(Dataset records)

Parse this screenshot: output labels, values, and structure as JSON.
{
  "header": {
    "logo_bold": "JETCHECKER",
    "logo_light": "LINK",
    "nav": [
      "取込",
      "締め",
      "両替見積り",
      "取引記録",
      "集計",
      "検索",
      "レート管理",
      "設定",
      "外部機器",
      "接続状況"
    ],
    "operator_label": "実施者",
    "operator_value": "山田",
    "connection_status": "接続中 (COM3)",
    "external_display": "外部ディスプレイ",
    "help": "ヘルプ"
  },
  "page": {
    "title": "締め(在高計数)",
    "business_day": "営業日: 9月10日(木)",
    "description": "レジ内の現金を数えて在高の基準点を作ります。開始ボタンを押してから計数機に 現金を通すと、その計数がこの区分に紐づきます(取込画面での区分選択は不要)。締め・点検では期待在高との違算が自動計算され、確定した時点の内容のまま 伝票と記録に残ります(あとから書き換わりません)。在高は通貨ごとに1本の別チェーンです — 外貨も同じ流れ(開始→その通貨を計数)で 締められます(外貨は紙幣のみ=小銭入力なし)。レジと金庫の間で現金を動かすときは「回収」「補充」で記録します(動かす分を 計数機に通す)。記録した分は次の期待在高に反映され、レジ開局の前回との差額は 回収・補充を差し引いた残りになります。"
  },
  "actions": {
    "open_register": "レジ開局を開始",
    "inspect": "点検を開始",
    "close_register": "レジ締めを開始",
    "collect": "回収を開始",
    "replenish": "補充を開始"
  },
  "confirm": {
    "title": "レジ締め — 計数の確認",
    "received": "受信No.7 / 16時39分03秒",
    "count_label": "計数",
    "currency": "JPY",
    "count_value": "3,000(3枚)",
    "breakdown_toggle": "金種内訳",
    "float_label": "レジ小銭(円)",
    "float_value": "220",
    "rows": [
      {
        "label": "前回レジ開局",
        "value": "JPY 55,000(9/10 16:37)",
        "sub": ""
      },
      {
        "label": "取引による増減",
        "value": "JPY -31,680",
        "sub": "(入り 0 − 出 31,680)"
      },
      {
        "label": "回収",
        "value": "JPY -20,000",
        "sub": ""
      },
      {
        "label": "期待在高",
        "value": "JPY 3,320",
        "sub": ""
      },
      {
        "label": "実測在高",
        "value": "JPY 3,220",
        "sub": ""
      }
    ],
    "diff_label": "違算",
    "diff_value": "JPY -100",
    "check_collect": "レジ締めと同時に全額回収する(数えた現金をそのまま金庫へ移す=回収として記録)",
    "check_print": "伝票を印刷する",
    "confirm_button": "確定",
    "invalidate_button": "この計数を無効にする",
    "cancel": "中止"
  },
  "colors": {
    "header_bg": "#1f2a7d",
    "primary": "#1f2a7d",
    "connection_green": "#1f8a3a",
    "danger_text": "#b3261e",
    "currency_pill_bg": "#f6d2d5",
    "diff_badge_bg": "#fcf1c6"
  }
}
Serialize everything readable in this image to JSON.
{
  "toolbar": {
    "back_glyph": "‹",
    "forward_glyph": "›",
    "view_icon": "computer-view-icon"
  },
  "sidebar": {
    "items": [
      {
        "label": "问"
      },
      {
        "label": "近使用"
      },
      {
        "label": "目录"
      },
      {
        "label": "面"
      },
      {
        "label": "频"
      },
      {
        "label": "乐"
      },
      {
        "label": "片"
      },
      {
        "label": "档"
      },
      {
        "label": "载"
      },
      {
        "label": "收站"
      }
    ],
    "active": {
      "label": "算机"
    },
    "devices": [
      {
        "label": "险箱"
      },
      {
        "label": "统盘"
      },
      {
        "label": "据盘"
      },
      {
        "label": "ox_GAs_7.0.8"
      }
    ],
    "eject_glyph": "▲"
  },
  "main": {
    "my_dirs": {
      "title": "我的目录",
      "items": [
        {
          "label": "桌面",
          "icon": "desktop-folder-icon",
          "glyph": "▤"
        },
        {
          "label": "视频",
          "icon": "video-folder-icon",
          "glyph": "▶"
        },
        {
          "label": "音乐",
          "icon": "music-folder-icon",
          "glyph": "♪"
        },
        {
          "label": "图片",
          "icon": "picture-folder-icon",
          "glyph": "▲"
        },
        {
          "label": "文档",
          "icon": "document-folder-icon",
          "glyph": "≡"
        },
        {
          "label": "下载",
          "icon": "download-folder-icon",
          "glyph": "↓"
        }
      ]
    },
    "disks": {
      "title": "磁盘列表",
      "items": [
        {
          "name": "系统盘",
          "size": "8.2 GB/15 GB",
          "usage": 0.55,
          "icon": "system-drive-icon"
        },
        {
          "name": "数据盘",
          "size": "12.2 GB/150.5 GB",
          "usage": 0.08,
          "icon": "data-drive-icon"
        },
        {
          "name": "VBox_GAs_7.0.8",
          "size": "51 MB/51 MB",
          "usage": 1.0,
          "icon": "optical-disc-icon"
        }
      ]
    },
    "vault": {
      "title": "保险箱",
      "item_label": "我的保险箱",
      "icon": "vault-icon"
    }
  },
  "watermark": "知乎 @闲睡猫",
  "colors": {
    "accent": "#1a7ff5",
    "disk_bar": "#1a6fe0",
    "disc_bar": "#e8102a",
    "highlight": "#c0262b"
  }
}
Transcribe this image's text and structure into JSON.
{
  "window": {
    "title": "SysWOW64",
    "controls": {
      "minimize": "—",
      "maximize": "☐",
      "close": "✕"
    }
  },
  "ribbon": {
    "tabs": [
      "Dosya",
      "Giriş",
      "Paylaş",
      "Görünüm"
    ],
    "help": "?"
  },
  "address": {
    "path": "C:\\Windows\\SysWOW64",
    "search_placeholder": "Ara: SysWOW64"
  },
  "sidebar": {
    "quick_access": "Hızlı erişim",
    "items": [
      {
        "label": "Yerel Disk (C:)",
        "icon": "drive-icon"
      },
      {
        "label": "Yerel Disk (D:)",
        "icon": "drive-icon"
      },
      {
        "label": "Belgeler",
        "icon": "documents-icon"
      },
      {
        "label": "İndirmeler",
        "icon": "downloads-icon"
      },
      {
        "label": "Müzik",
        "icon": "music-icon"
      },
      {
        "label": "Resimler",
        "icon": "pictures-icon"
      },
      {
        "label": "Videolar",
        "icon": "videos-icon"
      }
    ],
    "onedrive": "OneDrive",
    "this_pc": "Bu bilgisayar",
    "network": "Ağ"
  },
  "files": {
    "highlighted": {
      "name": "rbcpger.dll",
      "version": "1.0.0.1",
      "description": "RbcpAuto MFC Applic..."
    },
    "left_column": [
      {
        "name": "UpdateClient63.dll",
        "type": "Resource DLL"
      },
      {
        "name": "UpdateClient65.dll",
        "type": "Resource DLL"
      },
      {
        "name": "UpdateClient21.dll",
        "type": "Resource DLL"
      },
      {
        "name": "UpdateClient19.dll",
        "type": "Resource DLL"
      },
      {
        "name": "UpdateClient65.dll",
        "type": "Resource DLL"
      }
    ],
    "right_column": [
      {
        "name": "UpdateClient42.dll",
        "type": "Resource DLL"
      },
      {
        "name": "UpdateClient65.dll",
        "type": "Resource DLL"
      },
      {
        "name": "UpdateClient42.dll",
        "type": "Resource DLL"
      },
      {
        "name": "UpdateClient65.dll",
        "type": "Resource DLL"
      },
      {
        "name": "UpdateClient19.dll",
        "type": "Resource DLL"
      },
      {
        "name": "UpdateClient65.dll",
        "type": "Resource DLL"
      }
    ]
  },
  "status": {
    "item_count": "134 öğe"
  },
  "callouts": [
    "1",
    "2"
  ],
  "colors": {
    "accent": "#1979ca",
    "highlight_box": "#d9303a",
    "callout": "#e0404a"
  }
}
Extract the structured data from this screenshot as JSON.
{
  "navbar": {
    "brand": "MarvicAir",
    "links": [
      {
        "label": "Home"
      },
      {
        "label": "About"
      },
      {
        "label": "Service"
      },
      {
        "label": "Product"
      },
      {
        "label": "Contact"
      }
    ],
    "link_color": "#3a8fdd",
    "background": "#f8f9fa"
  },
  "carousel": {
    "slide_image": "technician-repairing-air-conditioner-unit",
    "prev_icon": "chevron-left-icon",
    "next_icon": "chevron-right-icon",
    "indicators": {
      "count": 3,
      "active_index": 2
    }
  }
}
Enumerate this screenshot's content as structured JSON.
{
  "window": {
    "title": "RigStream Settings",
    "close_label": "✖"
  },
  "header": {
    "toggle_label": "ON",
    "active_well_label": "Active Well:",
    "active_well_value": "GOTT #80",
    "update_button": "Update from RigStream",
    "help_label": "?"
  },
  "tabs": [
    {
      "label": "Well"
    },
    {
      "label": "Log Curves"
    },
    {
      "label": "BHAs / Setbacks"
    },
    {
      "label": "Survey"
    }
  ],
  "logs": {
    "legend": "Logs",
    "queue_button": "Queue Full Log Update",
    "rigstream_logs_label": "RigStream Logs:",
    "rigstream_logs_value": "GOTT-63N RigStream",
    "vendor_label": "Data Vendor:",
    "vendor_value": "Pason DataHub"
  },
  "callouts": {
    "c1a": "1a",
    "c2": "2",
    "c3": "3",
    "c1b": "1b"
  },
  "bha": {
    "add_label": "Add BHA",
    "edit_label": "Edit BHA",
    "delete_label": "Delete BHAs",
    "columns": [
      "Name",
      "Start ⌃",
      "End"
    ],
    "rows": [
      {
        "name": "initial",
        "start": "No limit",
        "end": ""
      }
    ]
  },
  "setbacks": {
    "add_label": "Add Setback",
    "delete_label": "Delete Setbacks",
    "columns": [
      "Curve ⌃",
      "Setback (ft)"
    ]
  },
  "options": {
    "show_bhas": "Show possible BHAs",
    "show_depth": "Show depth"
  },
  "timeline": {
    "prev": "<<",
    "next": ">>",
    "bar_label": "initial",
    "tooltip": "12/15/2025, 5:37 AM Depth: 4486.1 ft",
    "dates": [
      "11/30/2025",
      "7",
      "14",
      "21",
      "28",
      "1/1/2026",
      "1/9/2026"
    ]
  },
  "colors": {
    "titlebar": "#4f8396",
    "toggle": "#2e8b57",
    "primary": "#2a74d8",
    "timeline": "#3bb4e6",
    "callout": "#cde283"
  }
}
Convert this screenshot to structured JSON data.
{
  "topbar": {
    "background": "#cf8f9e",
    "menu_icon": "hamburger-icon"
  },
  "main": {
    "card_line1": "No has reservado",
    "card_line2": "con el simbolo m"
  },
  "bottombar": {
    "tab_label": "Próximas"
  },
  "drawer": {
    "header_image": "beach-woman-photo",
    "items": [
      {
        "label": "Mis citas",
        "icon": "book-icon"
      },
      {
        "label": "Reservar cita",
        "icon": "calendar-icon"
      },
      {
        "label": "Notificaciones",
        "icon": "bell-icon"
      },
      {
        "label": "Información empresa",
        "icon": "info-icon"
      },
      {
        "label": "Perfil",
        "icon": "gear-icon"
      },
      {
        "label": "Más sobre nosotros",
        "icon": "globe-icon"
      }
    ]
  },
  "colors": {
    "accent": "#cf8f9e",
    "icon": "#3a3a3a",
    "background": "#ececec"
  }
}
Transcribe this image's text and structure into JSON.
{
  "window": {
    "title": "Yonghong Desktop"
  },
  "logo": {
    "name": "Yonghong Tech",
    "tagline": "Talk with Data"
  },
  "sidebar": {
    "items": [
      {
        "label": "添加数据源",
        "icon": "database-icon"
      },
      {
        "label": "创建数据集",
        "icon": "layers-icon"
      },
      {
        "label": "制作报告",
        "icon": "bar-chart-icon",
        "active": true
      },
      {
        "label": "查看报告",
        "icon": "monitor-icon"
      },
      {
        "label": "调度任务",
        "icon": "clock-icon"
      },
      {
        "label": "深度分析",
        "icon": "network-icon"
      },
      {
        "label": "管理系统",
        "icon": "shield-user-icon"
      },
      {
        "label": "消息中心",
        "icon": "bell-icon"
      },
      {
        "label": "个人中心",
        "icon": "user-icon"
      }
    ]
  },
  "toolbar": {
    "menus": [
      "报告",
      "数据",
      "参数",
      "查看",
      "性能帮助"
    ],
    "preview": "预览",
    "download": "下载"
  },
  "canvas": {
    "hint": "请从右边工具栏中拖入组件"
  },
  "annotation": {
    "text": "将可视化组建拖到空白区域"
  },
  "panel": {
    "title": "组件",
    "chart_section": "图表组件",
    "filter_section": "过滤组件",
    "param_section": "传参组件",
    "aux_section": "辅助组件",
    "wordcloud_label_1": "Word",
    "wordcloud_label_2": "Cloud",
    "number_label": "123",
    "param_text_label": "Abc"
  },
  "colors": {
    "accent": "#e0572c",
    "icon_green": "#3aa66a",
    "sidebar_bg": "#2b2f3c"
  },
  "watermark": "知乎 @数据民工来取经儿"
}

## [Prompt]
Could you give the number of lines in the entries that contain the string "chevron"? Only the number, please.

## [Solution for this task]
2